*** DATASET Section Begins ***
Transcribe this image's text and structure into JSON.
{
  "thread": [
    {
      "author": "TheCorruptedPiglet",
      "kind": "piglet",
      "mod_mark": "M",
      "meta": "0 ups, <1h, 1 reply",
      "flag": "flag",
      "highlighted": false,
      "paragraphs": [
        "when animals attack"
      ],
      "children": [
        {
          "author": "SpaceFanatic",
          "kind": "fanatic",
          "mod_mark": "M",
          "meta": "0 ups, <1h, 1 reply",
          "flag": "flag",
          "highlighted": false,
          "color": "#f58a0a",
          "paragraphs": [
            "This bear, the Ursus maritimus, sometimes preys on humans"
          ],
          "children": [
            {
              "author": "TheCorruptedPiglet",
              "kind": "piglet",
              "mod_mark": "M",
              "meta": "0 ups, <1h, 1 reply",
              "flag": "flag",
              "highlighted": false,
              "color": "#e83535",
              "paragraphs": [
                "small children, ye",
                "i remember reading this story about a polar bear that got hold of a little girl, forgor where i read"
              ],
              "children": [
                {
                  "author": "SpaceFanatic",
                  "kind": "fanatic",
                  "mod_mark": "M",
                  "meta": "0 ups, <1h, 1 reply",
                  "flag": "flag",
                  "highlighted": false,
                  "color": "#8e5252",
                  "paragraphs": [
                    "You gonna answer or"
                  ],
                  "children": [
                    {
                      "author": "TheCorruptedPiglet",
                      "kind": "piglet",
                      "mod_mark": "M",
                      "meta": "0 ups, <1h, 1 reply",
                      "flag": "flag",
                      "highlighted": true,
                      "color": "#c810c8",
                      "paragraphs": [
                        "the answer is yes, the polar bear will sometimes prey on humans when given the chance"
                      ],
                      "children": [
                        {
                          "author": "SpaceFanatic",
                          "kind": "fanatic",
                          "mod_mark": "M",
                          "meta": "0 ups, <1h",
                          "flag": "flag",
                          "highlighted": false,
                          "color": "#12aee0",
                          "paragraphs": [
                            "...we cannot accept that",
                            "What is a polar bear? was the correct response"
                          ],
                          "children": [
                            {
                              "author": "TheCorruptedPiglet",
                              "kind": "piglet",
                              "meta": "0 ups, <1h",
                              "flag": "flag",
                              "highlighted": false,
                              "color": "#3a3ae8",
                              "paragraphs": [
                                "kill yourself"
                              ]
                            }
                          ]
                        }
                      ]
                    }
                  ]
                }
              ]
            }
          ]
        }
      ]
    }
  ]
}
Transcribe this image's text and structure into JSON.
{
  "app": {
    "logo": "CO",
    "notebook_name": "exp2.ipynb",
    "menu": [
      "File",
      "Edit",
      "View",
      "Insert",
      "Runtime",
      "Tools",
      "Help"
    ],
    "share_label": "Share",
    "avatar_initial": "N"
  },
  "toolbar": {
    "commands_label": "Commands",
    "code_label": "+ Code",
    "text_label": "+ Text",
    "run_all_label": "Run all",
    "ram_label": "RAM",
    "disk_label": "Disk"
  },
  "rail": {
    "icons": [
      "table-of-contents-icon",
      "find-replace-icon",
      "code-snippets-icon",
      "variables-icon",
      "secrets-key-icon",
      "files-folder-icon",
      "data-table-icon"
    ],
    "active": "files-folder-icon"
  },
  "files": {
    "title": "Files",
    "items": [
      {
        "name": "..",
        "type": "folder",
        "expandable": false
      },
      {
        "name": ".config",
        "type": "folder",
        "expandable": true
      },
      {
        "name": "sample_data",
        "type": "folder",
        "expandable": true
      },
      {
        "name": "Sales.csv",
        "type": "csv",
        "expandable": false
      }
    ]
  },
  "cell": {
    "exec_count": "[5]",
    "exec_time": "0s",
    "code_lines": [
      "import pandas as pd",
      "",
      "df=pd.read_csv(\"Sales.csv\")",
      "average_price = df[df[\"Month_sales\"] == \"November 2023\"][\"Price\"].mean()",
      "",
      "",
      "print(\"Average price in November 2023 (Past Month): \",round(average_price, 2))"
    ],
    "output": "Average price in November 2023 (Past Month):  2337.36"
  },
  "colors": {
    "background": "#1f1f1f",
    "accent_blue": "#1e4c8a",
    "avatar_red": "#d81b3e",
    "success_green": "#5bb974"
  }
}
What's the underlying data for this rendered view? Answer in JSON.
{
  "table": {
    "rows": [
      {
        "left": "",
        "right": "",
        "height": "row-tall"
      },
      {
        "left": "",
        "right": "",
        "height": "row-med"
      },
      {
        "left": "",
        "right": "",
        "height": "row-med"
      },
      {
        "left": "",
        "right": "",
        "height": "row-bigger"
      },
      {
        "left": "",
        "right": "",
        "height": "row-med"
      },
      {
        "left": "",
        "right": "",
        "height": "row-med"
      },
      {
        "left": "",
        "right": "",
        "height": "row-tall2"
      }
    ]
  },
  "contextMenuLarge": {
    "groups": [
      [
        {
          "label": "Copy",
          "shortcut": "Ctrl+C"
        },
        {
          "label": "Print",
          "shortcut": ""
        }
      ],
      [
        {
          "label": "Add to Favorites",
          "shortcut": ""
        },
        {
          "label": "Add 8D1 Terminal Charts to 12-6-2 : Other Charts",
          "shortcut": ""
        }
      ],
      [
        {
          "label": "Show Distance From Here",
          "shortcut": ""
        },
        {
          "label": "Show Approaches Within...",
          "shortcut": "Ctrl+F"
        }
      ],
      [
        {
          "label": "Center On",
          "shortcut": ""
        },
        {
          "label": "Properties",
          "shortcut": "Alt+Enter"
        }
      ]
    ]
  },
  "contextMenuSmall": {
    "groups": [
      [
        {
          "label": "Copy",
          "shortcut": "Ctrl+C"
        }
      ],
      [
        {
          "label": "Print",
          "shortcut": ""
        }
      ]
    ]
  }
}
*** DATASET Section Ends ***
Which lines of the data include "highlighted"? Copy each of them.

**EXERCISE ANSWER**:
      "highlighted": false,
          "highlighted": false,
              "highlighted": false,
                  "highlighted": false,
                      "highlighted": true,
                          "highlighted": false,
                              "highlighted": false,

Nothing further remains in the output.